INSTRUCTIONS TO FOLLOW
Could you reproduce every record below exactly as it stands?

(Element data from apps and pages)
=== Begin Enclosure ===
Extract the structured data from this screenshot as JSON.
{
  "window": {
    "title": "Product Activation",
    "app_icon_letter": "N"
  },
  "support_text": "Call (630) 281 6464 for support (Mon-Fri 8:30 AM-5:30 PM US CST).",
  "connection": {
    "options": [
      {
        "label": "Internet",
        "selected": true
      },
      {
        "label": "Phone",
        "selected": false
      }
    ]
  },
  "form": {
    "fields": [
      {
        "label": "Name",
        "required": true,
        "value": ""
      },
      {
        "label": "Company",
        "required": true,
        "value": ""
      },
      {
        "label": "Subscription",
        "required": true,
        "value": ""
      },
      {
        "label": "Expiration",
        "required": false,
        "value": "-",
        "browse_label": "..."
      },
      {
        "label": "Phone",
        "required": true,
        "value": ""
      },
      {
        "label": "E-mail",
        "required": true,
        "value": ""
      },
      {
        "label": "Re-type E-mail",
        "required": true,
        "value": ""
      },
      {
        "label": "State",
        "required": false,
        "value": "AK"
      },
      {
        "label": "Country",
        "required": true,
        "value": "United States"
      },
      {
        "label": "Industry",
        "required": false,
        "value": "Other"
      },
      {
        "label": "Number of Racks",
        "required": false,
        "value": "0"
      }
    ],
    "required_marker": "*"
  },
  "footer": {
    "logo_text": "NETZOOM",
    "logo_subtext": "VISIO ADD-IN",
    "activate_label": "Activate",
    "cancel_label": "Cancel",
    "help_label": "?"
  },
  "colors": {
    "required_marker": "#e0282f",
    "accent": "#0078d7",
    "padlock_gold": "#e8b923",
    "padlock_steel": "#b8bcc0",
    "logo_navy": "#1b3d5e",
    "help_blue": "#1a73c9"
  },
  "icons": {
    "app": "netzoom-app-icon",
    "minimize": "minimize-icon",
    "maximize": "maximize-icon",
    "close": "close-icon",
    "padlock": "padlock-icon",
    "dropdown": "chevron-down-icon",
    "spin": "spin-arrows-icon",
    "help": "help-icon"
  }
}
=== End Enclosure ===
SOLVED PROBLEM
Extract the structured data from this screenshot as JSON.
{
  "window": {
    "title": "Product Activation",
    "app_icon_letter": "N"
  },
  "support_text": "Call (630) 281 6464 for support (Mon-Fri 8:30 AM-5:30 PM US CST).",
  "connection": {
    "options": [
      {
        "label": "Internet",
        "selected": true
      },
      {
        "label": "Phone",
        "selected": false
      }
    ]
  },
  "form": {
    "fields": [
      {
        "label": "Name",
        "required": true,
        "value": ""
      },
      {
        "label": "Company",
        "required": true,
        "value": ""
      },
      {
        "label": "Subscription",
        "required": true,
        "value": ""
      },
      {
        "label": "Expiration",
        "required": false,
        "value": "-",
        "browse_label": "..."
      },
      {
        "label": "Phone",
        "required": true,
        "value": ""
      },
      {
        "label": "E-mail",
        "required": true,
        "value": ""
      },
      {
        "label": "Re-type E-mail",
        "required": true,
        "value": ""
      },
      {
        "label": "State",
        "required": false,
        "value": "AK"
      },
      {
        "label": "Country",
        "required": true,
        "value": "United States"
      },
      {
        "label": "Industry",
        "required": false,
        "value": "Other"
      },
      {
        "label": "Number of Racks",
        "required": false,
        "value": "0"
      }
    ],
    "required_marker": "*"
  },
  "footer": {
    "logo_text": "NETZOOM",
    "logo_subtext": "VISIO ADD-IN",
    "activate_label": "Activate",
    "cancel_label": "Cancel",
    "help_label": "?"
  },
  "colors": {
    "required_marker": "#e0282f",
    "accent": "#0078d7",
    "padlock_gold": "#e8b923",
    "padlock_steel": "#b8bcc0",
    "logo_navy": "#1b3d5e",
    "help_blue": "#1a73c9"
  },
  "icons": {
    "app": "netzoom-app-icon",
    "minimize": "minimize-icon",
    "maximize": "maximize-icon",
    "close": "close-icon",
    "padlock": "padlock-icon",
    "dropdown": "chevron-down-icon",
    "spin": "spin-arrows-icon",
    "help": "help-icon"
  }
}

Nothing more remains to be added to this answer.